=== Data excerpts ===

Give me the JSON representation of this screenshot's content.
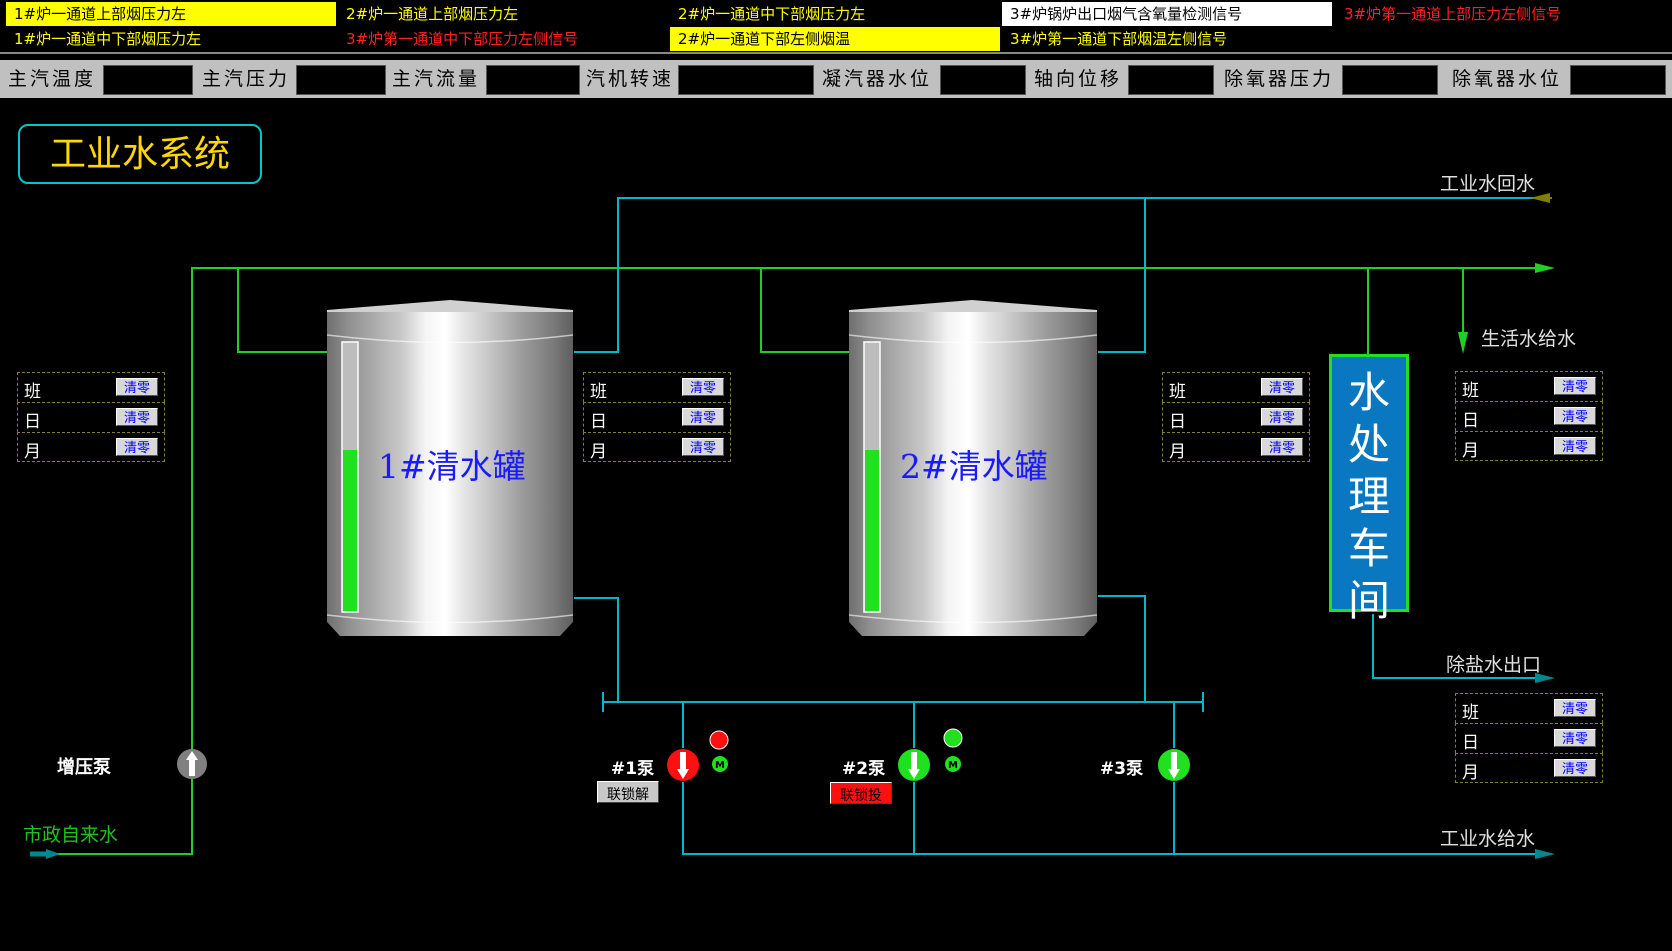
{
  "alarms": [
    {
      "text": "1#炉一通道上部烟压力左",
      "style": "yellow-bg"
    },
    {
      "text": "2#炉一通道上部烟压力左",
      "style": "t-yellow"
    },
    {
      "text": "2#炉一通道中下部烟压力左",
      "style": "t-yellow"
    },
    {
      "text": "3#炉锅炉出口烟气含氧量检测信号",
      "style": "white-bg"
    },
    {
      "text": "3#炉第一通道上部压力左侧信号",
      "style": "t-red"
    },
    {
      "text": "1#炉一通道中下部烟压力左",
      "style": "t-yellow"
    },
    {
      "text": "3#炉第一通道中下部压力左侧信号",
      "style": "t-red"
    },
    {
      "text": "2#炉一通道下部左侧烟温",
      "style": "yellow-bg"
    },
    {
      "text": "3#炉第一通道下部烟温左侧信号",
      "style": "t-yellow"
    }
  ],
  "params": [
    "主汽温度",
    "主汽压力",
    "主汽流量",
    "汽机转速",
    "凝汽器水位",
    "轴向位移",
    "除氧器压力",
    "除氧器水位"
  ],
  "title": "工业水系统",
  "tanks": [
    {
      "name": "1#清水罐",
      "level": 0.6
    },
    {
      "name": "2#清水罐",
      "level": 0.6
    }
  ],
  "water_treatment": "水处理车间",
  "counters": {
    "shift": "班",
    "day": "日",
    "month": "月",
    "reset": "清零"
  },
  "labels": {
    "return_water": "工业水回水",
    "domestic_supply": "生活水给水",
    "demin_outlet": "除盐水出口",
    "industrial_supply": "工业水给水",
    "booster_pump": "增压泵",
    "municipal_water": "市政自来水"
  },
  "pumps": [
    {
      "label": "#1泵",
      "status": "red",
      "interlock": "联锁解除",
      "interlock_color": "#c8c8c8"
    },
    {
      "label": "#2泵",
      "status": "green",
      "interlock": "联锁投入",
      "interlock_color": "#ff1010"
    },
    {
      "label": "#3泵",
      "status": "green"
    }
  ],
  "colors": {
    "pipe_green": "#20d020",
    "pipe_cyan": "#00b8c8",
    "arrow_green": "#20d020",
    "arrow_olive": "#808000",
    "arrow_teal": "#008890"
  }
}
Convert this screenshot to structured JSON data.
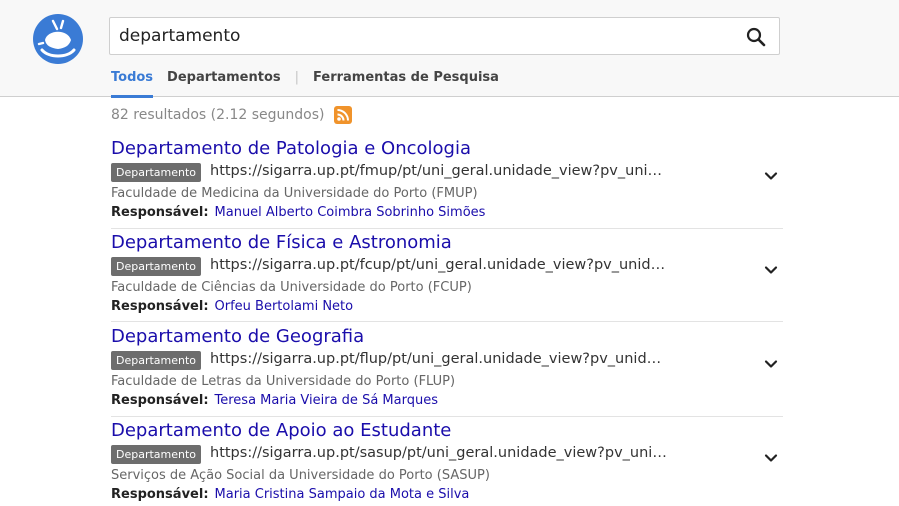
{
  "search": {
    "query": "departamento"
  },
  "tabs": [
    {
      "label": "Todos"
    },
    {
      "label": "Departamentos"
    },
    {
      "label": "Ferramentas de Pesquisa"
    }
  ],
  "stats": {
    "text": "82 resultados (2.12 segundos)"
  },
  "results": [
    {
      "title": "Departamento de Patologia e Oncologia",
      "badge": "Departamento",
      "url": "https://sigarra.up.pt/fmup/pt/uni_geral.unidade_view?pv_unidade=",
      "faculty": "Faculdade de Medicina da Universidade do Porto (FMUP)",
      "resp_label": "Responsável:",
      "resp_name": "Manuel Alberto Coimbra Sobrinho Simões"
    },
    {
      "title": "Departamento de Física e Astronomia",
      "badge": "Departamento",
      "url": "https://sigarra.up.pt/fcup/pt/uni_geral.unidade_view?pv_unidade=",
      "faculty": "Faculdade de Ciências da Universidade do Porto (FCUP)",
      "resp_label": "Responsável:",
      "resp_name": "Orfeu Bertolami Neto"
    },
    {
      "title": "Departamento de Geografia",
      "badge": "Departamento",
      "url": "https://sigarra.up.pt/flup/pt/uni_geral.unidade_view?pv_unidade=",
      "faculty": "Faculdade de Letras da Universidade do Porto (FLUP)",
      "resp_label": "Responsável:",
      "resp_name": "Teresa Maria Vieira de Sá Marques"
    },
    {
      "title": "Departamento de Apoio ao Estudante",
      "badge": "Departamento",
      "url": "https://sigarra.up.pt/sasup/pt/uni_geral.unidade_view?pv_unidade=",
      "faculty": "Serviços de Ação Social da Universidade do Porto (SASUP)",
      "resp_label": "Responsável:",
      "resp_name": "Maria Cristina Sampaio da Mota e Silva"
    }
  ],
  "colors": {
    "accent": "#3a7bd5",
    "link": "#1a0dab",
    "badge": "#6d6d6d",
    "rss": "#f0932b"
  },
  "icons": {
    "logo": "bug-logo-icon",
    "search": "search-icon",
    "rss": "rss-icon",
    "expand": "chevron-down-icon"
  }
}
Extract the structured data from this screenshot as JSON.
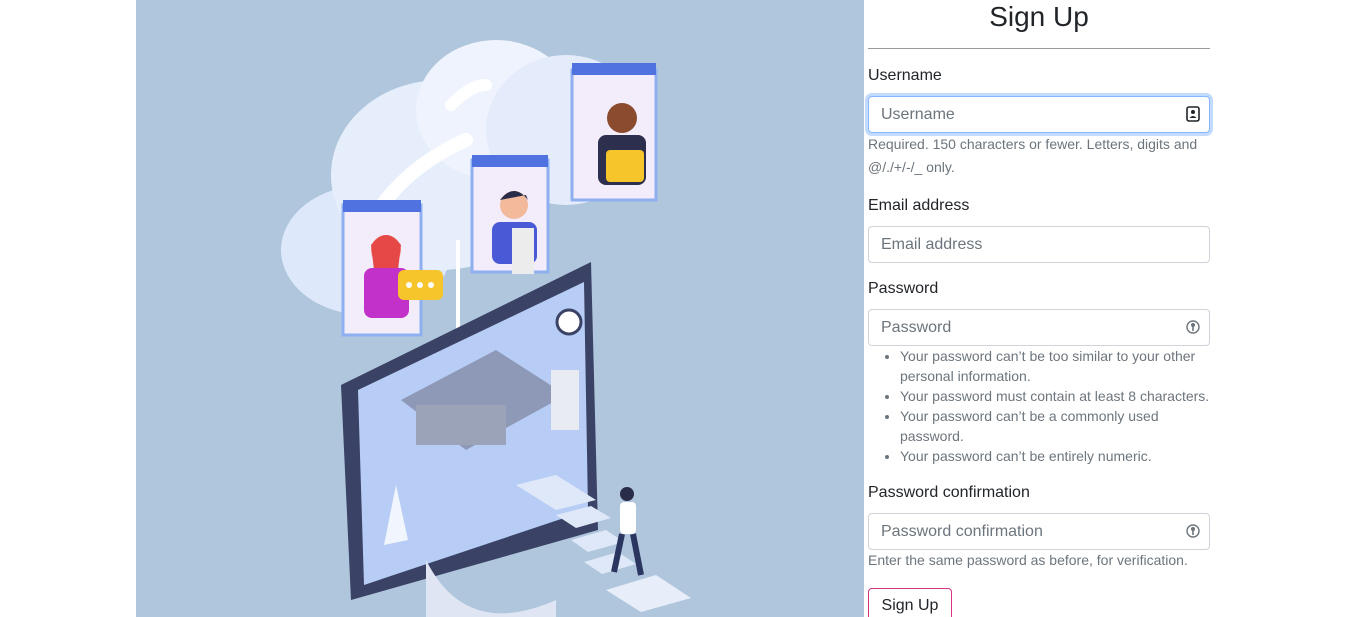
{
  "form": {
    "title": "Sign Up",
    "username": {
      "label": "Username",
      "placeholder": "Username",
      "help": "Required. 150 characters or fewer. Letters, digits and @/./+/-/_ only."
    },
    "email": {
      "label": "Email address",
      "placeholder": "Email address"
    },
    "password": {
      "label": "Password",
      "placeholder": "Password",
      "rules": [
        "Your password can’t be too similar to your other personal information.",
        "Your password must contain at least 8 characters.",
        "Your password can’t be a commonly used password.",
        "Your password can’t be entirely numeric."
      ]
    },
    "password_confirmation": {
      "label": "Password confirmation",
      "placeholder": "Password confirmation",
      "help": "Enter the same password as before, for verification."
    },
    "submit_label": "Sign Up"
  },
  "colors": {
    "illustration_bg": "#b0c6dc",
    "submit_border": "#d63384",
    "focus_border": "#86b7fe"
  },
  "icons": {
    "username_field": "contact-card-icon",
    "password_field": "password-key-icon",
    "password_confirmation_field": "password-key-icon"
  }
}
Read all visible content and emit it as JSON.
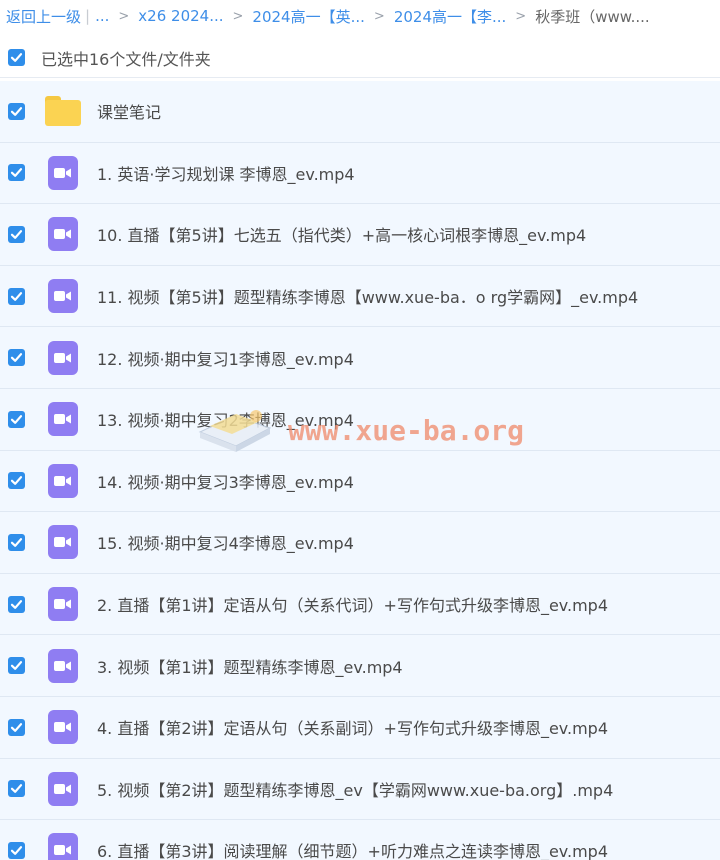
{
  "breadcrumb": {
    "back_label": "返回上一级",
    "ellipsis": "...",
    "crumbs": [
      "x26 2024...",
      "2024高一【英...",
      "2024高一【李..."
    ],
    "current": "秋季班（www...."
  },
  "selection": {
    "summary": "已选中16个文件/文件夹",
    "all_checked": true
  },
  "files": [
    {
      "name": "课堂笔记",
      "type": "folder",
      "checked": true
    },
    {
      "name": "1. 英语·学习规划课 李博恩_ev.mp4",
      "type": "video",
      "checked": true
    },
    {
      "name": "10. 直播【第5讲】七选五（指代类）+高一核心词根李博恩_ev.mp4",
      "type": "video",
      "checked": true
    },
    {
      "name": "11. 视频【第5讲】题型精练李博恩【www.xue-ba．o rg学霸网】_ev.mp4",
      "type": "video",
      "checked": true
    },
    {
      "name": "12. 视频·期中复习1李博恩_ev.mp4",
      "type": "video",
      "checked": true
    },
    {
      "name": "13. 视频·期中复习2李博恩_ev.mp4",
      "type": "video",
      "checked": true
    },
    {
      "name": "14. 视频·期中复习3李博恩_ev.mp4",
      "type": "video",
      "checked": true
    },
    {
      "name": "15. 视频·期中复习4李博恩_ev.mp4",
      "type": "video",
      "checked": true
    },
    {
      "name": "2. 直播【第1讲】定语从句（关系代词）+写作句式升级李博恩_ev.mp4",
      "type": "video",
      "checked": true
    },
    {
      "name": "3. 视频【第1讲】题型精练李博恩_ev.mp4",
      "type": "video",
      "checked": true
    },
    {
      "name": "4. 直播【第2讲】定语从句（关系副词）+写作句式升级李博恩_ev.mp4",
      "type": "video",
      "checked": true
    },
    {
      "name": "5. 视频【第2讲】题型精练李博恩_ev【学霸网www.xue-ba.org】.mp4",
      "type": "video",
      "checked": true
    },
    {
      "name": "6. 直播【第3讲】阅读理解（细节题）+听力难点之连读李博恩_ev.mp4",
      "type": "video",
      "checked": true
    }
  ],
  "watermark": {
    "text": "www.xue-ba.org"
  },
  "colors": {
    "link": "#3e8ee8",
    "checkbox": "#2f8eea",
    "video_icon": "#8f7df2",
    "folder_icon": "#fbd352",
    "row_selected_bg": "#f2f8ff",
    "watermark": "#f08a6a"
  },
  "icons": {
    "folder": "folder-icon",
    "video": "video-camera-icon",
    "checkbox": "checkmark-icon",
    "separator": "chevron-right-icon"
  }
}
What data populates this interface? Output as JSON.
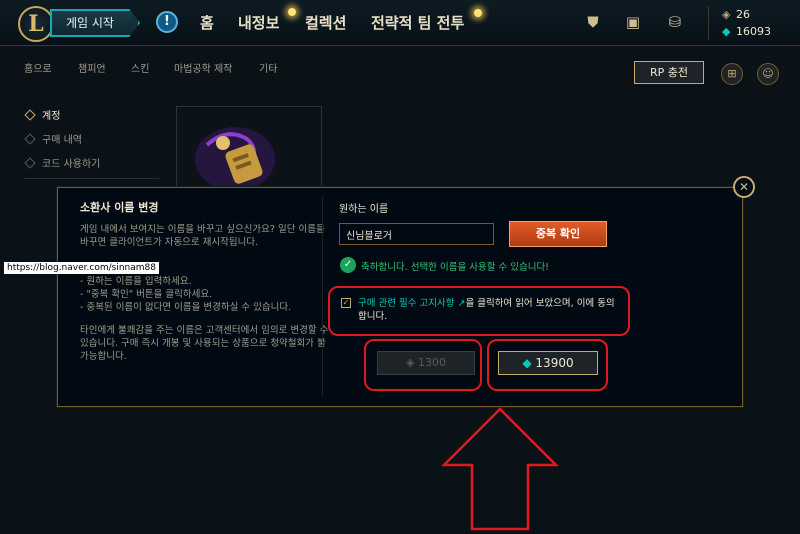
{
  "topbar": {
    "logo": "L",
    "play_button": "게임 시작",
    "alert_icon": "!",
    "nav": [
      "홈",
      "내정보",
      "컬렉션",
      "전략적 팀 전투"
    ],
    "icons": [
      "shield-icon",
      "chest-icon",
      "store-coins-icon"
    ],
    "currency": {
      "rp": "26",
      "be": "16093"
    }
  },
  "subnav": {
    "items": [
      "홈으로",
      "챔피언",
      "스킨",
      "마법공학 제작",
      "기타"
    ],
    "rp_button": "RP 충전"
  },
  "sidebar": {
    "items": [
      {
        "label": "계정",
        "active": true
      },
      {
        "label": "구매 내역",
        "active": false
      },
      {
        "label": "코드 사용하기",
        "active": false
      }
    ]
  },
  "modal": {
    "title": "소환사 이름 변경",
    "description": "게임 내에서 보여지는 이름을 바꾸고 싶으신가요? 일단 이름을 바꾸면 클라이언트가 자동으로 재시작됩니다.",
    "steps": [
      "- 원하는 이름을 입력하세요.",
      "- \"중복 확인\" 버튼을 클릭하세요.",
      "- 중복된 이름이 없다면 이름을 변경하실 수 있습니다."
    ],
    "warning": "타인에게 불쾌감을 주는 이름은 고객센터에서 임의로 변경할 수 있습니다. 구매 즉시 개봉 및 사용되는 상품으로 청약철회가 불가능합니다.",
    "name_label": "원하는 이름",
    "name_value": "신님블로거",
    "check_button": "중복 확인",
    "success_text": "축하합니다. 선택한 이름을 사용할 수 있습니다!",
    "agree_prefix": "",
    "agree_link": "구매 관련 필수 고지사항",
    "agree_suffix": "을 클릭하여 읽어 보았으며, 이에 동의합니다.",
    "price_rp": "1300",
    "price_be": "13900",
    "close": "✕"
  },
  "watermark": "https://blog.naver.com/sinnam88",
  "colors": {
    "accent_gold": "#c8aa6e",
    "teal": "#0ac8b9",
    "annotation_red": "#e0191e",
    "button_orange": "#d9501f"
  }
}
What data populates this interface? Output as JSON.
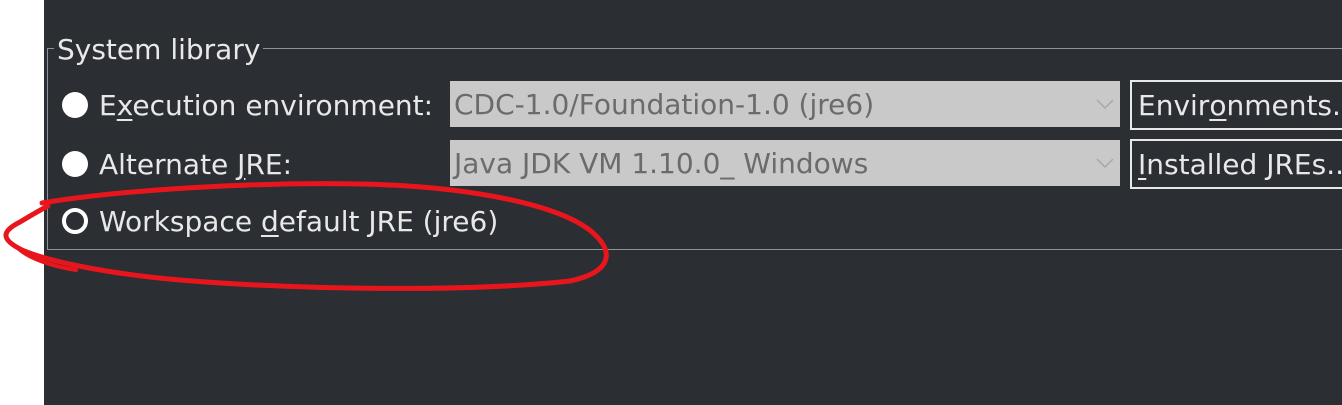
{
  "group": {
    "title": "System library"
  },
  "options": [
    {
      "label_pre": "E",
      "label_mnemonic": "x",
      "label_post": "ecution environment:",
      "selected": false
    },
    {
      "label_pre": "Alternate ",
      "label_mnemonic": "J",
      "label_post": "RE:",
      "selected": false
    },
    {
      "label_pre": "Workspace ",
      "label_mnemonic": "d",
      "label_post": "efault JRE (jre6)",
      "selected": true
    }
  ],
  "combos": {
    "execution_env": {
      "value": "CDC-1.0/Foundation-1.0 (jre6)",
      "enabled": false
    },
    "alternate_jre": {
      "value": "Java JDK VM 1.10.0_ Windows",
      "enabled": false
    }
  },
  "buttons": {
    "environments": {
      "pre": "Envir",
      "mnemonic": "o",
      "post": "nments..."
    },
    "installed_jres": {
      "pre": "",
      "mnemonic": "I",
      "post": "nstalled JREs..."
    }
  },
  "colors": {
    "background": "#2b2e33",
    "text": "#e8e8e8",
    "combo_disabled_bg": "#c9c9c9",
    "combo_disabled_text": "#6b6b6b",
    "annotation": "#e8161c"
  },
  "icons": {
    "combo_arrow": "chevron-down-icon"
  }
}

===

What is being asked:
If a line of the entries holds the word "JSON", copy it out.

Solution to the exercise:
Give me the JSON representation of this screenshot's content.
Convert this screenshot to structured JSON data.
Extract the structured data from this screenshot as JSON.
Read all visible content and emit it as JSON.
What data populates this interface? Output as JSON.
What data populates this interface? Output as JSON.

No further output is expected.